We believe that there is such thing as the perfect John Sterling radio call. It would contain just the right combination of absurdity, homerism, and sheer volume. It would be familiar but obnoxious, a little cheesy, yet somehow totally appropriate for the team he’s covering. With the Yankees officially now in the playoffs, we’re stating our intention to weigh in on Sterling’s most notable moments — be they significant home runs, game-winning steals of home, or series-clinching Mariano Rivera strikeouts — and see how close to glass-shattering perfection he can get.

Crucial Sterling calls will be graded here out of a possible 35 points: ten each for enthusiasm, duration, and catchphrase over-the-topness, with five points that we’ll dole out at our discretion for things like “A-Bomb for Matsui” (gaffes are part of Sterling’s, um, charm). First up: the last out of last night’s win against the Angels on the night they clinched a playoff berth.

Enthusiasm. The clip above cuts off the actual final out, but Sterling’s call starts out as weakly as Erick Aybar’s ground ball to second. Like a 747 about to take flight, he ramps up the enthusiasm on the throw itself, getting up to full speed for the big moment. (The phrase “throws to first” should really never be said with that much gusto in mid-September.) The fact that the Yankees had officially already clinched a postseason spot when the Rangers lost earlier in the night likely restrained Sterling a bit here. So did the fact that, because it was a road game, he wasn’t being shown on the scoreboard. He also loses points for coming back down to a reasonable speaking voice so soon afterward. 5/10.

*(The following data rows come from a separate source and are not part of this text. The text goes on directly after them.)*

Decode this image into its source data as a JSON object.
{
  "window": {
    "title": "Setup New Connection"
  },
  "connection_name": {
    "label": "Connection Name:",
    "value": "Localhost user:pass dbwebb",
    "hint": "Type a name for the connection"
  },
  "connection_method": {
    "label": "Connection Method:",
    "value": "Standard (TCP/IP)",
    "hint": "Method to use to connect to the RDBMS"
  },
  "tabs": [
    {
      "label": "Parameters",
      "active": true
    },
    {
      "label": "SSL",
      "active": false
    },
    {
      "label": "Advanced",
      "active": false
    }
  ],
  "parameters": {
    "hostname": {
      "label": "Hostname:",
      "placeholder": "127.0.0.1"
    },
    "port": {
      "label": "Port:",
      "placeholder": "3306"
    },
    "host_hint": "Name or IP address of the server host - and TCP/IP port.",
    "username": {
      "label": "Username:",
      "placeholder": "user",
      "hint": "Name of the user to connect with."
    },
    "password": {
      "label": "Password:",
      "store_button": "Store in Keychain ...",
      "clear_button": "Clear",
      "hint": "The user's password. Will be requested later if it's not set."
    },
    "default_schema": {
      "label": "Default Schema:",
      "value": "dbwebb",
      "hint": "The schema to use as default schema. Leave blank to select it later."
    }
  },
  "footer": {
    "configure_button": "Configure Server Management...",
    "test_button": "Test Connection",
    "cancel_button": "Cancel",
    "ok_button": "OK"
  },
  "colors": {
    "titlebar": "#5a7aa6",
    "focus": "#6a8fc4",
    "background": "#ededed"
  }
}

Duration. According to the indispensable John Sterling blog It Is High, It Is Far, It Is … Caught, the warble during Sterling’s “Theeeeeeee Yankees Win” last night was 6.46 seconds long, which once upon a time would have been impressive, but is just par for the course these days. (He clocked in at over eight seconds on A-Rod’s walk-off against Boston earlier this year, setting the bar extremely high for himself as we approach the postseason.) There was a bit of a postscript on this call, but we’re choosing not to count the full six seconds of dead air that preceded it. 4/10.

Catchphrases. We’ll assign a stand-alone “Ballgame over … ” call a score of five, which can be added to or lowered if it’s accompanied by a particularly absurd or particularly weak home-run catchphrase. This can also be adjusted if it’s lengthened in any way by the name of a series (“Ballgame over! American League Championship Series over!!) or by something we haven’t even thought of yet. This call, sadly, had none of that. 5/10.

Bonus Points. Sterling doesn’t even acknowledge the postseason berth in his call, but again, they technically had already clinched it earlier in the night. Instead, he admits he wasn’t sure whether he’d ever get to do his “Yankees Win” shtick at Angel Stadium. It’s pure Sterling: The concern wasn’t whether the Yankees would ever win again in Anaheim; it’s whether John would ever get to break out another crazy game-ending call to mark the occasion. For good measure, he adds a chuckle at the end, for reasons we’ve yet to determine. 1 point for the postscript, and 1 for the laugh.

Total: 16/35. Not great. You’ve got two weeks to get playoff-ready, John. Don’t let us down!

Deconstructing John Sterling, One Call at a Time